● TASK DESCRIPTION:
Find every line containing "data" in the records below and report the tally as a bare number.

-----

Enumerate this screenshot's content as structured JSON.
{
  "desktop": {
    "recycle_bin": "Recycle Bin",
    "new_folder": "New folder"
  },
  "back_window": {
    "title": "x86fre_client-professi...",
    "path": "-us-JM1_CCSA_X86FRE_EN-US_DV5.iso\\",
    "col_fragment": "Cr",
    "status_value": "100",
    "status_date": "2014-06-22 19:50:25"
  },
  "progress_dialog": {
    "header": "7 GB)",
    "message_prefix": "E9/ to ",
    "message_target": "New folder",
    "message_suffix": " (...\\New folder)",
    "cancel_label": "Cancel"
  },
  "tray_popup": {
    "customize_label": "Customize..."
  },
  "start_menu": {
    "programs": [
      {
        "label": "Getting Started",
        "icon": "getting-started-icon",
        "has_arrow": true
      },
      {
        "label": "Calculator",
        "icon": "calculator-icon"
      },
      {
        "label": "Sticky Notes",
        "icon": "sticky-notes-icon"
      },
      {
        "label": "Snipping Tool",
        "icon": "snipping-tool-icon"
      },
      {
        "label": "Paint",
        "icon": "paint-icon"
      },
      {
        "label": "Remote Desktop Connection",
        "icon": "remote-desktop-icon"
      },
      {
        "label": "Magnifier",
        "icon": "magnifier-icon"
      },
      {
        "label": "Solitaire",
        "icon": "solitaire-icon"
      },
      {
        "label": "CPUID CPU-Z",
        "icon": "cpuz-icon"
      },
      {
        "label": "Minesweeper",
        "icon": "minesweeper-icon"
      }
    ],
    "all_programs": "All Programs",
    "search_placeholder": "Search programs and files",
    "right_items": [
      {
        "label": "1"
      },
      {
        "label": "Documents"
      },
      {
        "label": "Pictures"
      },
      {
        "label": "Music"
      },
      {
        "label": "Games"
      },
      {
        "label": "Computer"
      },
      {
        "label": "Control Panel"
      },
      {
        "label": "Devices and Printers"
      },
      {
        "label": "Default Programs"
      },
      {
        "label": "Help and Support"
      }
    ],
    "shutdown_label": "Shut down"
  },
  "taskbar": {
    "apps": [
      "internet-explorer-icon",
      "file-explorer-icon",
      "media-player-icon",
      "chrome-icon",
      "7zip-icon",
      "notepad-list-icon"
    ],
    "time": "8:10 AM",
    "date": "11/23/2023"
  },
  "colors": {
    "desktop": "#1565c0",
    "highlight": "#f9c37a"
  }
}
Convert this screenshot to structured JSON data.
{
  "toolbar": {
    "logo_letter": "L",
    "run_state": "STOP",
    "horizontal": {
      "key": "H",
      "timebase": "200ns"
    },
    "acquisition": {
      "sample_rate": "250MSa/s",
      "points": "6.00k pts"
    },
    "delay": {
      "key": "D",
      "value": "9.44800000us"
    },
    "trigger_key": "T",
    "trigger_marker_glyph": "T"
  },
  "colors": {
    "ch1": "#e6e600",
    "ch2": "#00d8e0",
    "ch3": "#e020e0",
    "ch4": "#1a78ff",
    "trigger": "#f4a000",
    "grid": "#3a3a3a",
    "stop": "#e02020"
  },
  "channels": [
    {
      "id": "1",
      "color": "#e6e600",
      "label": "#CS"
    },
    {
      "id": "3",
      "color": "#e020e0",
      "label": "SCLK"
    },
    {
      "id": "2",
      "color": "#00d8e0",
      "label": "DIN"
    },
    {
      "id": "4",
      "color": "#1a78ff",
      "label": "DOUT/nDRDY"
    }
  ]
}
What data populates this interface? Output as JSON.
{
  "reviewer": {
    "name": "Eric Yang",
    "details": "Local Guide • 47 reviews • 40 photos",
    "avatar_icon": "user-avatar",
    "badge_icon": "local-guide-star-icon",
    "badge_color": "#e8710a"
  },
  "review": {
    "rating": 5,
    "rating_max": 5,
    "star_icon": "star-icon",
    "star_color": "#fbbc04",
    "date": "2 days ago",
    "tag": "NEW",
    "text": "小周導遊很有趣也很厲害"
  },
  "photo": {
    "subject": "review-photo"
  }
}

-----

● RESULT:
2